____ Provided data

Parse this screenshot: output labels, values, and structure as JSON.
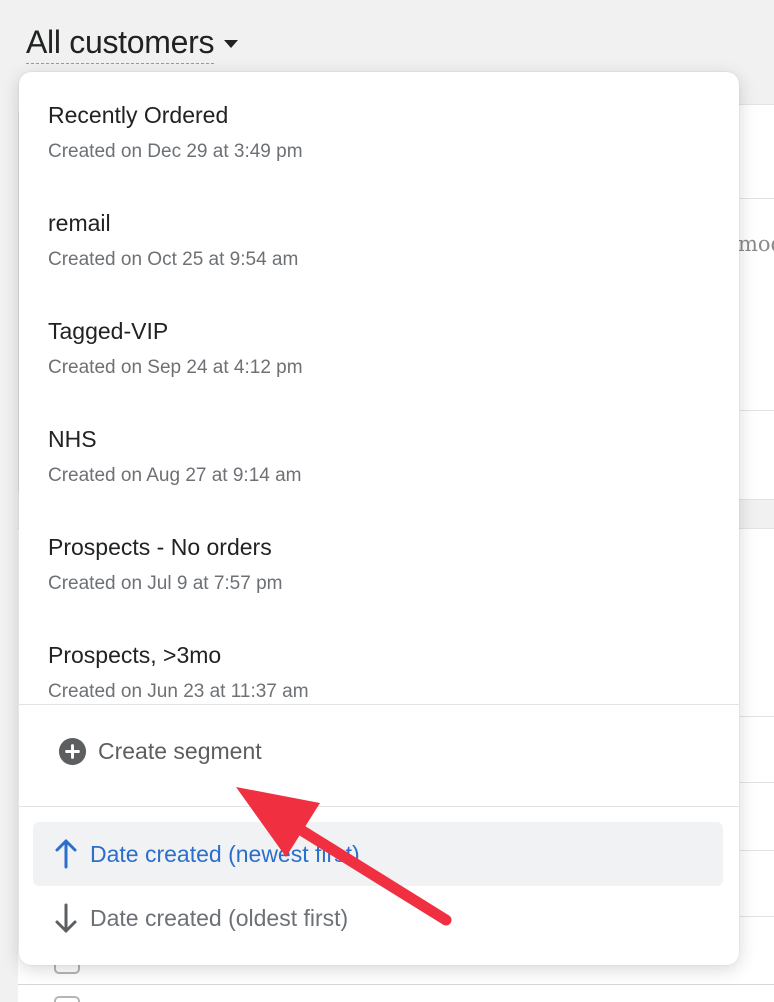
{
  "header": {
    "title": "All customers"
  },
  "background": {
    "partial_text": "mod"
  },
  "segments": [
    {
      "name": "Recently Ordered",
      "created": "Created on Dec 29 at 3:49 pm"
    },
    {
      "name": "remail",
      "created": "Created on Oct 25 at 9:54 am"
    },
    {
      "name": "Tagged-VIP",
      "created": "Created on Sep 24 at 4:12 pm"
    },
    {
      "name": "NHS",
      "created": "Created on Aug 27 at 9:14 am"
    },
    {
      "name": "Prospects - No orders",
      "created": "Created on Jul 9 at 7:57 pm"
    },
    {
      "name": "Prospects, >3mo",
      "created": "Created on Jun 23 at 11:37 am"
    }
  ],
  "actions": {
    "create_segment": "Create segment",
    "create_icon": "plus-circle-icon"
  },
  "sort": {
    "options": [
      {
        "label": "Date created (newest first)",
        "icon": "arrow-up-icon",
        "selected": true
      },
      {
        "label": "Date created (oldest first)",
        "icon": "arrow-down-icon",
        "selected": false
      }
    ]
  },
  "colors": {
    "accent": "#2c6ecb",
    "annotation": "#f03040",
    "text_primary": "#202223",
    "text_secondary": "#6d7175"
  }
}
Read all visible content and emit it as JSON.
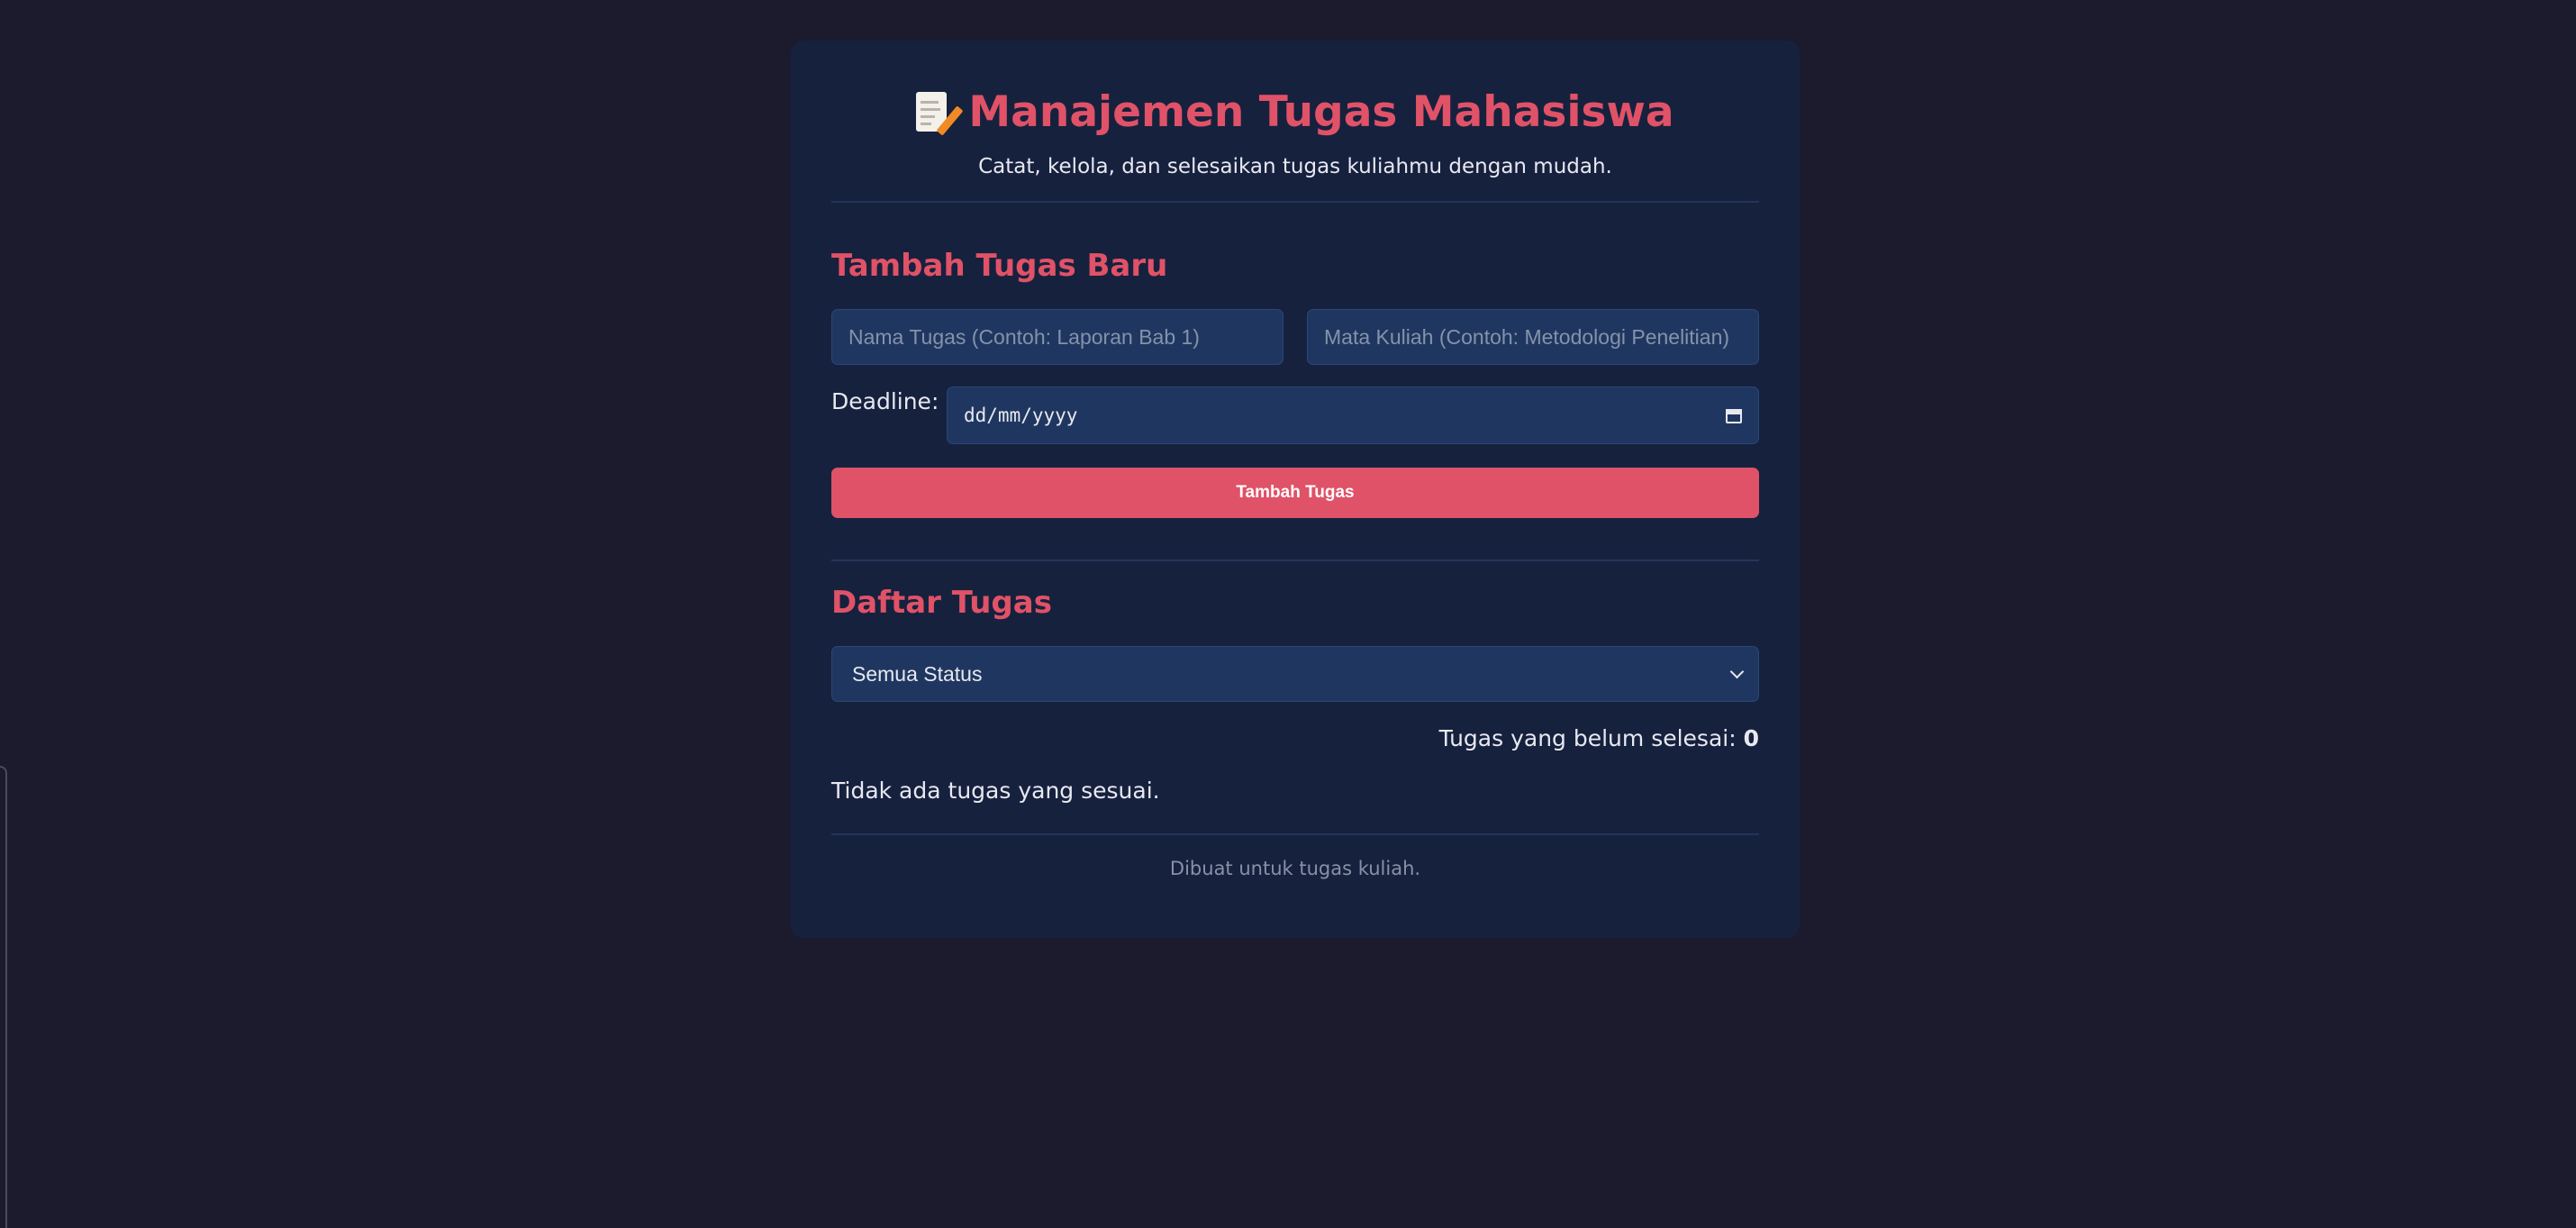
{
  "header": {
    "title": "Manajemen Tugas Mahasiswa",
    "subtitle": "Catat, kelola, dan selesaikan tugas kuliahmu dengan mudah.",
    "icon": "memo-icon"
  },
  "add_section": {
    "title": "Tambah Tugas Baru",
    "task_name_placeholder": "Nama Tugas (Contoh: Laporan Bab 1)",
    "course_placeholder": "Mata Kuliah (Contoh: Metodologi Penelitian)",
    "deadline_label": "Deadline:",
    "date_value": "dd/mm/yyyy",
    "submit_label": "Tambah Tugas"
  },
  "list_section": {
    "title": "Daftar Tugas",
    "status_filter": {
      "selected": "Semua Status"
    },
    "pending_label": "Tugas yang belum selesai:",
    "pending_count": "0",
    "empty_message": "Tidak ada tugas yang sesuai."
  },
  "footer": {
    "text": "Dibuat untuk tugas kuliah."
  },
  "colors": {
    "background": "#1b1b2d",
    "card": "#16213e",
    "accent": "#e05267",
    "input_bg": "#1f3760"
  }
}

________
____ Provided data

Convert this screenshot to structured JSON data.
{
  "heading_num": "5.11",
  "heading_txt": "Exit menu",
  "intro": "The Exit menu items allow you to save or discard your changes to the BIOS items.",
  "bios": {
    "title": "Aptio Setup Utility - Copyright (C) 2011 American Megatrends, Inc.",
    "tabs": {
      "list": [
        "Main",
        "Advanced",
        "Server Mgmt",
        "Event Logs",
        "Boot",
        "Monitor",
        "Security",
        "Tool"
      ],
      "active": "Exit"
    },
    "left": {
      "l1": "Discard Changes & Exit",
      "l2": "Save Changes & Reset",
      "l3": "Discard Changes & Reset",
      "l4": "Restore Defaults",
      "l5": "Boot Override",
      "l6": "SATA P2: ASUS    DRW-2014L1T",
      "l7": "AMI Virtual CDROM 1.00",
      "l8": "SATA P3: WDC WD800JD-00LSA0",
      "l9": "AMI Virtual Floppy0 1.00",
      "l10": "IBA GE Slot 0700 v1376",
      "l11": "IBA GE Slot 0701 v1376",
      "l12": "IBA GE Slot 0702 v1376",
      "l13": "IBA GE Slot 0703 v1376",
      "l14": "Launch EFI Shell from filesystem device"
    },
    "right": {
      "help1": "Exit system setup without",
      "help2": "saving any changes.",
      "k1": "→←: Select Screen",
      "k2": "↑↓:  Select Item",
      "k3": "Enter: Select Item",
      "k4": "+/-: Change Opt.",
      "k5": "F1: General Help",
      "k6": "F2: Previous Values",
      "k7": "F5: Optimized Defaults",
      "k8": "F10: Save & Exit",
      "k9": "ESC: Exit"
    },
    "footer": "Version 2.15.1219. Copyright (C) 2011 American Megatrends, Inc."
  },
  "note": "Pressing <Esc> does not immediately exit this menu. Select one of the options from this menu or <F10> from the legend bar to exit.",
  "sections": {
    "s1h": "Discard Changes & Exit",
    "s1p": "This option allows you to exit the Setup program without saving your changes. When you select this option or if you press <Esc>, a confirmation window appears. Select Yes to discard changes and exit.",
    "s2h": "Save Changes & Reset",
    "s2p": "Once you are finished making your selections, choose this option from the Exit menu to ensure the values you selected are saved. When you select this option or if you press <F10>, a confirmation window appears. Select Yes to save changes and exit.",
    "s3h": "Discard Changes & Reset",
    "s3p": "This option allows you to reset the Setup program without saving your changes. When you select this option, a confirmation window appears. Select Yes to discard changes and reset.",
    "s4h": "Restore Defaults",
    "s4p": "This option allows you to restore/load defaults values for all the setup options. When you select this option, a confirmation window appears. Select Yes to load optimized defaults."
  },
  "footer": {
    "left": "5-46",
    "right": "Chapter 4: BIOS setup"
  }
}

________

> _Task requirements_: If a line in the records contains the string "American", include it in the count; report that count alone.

> _Response area_: 2